After a day of man-made wonder we decided we needed a bit of the ocean and decided to drive to Dhanushkodi. On the way , we saw a fort alongside the highway that was in better shape than most we had visited, and to stay true to the name of this website, decided to take a detour.
It was the Thirumayam fort built by Sethupati Vijaya Raghunatha Tevan in the 1600s. A short flight of stairs up and one sees the 4 concentric walls of the fort. In addition to providing a 360 degree view of the town of Karaikudi, the top has a bastion with a cannon from time of the British who also used this fort.
On the south of a large boulder in the fort, a small shrine has been cut out of the stone and houses a Shiva linga.
To reach it however one must climb stairs which are less stairs and more a couple of ladders with narrow rods to place your feet on. It however makes for quite an experience to climb atop and enter the small space that can barely accommodate 5 people at a time.
From atop the fort, we noticed a temple a short distance away and decided to make a visit too. It was the Satyamurti Perumal temple built on the slopes of the Thirumayam hill.
What is striking in this temple are the depictions of beautiful men with very sharp features in what would traditionally be feminine poses.
We were not able to solve that mystery even after looking up information later. It has intricately carved pillars.
We walked in to the temple and by the time we noticed, there was a queue to see the deity, a lot of people were behind us in the queue and it was hard to escape it. That’s when we realized that it was the 1st of January so the locals probably wanted to start off the year on an auspicious note with a visit to the temple.
As it turns out, the reason we’d recommend this rock cut temple is the main deity. Inside a natural cave turned into a shrine is a figure of the Lord Vishnu reclining on his serpent bed with other deities and sages overlooking him. The forearms, hands, and the leg below the knee are covered in gold. It’s supposed to be the largest of its kind in India.
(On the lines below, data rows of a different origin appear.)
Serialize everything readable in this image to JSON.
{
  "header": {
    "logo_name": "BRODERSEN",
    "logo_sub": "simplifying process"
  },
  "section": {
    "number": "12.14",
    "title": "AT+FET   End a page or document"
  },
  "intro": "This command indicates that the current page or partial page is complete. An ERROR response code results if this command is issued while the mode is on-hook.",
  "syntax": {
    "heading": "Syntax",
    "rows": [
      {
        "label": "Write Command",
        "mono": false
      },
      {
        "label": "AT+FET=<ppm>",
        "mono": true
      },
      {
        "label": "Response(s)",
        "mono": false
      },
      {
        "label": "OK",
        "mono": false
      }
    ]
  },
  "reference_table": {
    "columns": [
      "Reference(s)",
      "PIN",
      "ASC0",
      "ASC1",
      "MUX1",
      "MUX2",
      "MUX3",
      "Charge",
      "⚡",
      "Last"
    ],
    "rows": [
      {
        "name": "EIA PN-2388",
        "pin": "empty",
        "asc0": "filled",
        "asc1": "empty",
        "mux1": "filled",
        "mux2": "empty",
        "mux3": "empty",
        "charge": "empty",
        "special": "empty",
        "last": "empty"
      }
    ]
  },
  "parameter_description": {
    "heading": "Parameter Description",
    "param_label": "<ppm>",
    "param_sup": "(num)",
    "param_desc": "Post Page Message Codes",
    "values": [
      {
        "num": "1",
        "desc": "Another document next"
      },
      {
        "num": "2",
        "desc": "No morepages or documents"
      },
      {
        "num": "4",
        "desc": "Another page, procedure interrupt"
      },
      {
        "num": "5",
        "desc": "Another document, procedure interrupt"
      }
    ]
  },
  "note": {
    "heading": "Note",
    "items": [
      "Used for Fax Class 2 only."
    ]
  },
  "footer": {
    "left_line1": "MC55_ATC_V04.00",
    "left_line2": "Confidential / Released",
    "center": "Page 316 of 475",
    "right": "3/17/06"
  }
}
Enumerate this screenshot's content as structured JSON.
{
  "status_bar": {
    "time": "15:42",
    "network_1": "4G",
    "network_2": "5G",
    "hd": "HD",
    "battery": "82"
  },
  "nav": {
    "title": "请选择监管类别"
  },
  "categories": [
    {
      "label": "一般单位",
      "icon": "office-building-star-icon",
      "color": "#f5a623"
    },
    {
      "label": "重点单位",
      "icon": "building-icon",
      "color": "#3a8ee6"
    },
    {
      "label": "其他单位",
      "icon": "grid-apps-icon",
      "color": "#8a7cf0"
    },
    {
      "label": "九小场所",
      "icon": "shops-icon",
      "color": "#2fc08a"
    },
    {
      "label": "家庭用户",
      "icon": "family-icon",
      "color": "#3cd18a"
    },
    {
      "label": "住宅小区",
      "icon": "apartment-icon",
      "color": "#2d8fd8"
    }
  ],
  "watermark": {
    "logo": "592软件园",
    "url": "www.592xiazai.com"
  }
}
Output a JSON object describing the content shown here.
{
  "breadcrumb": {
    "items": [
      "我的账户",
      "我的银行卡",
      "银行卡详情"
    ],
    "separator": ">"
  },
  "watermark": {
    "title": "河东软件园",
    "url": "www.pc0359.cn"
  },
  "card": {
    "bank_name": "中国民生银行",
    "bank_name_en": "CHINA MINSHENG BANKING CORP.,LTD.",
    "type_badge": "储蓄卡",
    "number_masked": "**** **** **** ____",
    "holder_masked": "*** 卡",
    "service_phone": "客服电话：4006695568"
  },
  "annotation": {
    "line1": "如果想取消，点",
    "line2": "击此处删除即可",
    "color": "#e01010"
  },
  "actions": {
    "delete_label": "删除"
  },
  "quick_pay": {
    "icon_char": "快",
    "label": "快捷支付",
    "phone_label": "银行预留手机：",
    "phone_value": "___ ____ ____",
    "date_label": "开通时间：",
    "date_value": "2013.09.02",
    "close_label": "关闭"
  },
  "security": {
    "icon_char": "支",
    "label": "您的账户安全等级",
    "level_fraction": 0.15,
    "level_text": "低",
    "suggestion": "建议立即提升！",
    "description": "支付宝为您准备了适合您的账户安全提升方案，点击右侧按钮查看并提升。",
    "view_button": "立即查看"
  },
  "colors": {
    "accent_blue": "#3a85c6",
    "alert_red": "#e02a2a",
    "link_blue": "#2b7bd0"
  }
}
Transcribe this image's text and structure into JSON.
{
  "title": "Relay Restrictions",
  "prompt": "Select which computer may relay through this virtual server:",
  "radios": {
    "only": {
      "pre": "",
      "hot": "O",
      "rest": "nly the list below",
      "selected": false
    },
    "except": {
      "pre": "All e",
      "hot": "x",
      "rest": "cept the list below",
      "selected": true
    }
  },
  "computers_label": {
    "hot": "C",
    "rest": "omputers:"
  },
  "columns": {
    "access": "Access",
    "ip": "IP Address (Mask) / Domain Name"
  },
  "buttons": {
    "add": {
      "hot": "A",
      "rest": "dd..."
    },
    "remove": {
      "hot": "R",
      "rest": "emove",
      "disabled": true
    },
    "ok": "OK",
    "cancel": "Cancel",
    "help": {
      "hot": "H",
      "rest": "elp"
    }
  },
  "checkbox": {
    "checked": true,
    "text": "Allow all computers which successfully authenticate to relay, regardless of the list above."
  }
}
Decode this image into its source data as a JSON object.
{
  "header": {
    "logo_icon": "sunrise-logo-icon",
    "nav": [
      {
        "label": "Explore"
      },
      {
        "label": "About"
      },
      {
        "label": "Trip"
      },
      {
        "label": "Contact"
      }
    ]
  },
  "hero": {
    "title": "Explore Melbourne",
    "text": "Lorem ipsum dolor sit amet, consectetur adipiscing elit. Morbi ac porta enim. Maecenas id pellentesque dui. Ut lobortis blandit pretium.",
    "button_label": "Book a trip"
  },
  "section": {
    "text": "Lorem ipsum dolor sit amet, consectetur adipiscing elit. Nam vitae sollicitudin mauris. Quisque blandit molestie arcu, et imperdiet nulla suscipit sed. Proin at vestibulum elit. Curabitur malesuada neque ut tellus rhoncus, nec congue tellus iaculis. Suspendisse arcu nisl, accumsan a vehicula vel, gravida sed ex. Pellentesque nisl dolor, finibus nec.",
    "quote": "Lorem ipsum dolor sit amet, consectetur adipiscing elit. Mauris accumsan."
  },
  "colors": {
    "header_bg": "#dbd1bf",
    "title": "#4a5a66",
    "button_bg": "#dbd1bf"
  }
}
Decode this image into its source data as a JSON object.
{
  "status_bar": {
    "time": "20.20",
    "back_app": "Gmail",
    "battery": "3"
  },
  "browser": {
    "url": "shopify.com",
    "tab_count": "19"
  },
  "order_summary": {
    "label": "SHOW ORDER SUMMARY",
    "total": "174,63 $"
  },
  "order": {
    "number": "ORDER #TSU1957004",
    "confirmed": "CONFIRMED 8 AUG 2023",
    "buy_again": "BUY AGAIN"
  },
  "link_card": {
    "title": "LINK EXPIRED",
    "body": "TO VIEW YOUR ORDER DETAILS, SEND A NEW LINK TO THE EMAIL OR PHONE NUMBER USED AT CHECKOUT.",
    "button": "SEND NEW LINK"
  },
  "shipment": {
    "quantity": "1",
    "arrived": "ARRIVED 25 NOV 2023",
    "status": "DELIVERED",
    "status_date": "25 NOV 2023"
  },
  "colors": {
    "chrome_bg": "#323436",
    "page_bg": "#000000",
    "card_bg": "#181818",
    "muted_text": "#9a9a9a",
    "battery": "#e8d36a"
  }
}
Legend : 2 demons tried to abduct 2 goddesses- Bhoodevi and Mahalakshmi while Lord Vishnu was asleep. While they sought refuge in his chest and at his feet, the serpent Adisesha – unwilling to awaken the Lord, spat at the demons instead to drive them away. The imagery is supposed to reflect this story.
A cluster of snake sculptures in the shade of a large boulder of the hill also makes for an interesting scene.
We next drove to a place that I was aching to visit in a long time- Dhanushkodi. The scenes of the place from the movie Kannathil Muthhamittal were carved into my memory with its haunting imagery. One would first reach Rameshwaram- Rameshwaram itself is a town located on the Pamban island which is connected to the mainland of India via the Pamban bridge. The views are breathtaking. There is even a train track that goes right over the water which is something we wish to experience too- maybe on another trip.The very first spot where we had a view of the ocean was a spot with a cluster of Naval ships.
We couldn’t help but stop and spend time on the waterline that was deserted in the peak of the noon heat. The blue of the water and the deceptively tiny waves by the shore is perhaps one of the most underrated form of therapy.
A few years ago, one would have to hire a local truck to take one to Dhanushkodi, however now there is a road in good condition that you can drive on to reach the very edge. It is an abandoned town at the south eastern tip of the island and is just 29km to the country of Srilanka by sea. We decided to first drive right to the tip of the land mass and walked around enjoying the place despite the tourist crowd. There are shacks that serve some seafood too. A short drive back and we were at the ruins of what was the village of Dhanushkodi. A cyclonic storm wiped it out the town killing 1800 people including 115 passengers the train that passed by it.
The stark remains of the railway station and the church seem out of place with the numerous stalls now selling handicrafts made of sea-shells and competing with each other to garner the attention of the tourists.
We decided to head back and instead decided to give ourselves some space, just along the same road but in a spot with just the water, sand, some birds and a couple of horses. The tragedy of the place wasn’t lost on us and yet it was easy to escape into the peaceful beauty of our surroundings. The water back to charming us and providing for the fishermen, the birds going about feeding their little ones, and the horses grazing on the pockets of vegetation on the banks.
As the evening descended on us, we reluctantly made our way back to see the Kothandaramaswamy temple we had noticed on our way in.
The temple itself is on a small island amidst the Bay of Bengal and the Gulf of Mannar and is now connected via road while earlier one had to get on a small boat to reach it. It was the only structure to have survived the destructive cyclone.
Legend : This is supposedly the place where Vibhishana, the brother of Ravana decided to join Rama in vanquishing Ravana.
Since the presiding deity is Lord Rama with his bow (Kothandam) and the temple goes by the name Kothandaramaswamy temple. While the temple staff was announcing that the sanctum sanctorum would close at sunset, quite to the shock of the other hurrying devotees who were competing for a view of the deity, we completely bypassed it and headed to the back of the temple to witness our favorite view of all, in a viewpoint we had all to ourselves. The sun gently gliding into the backdrop of the sky that yields to welcome the night.
Up next : Tamil Nadu: Of stops at palatial towns and sunlit courtyards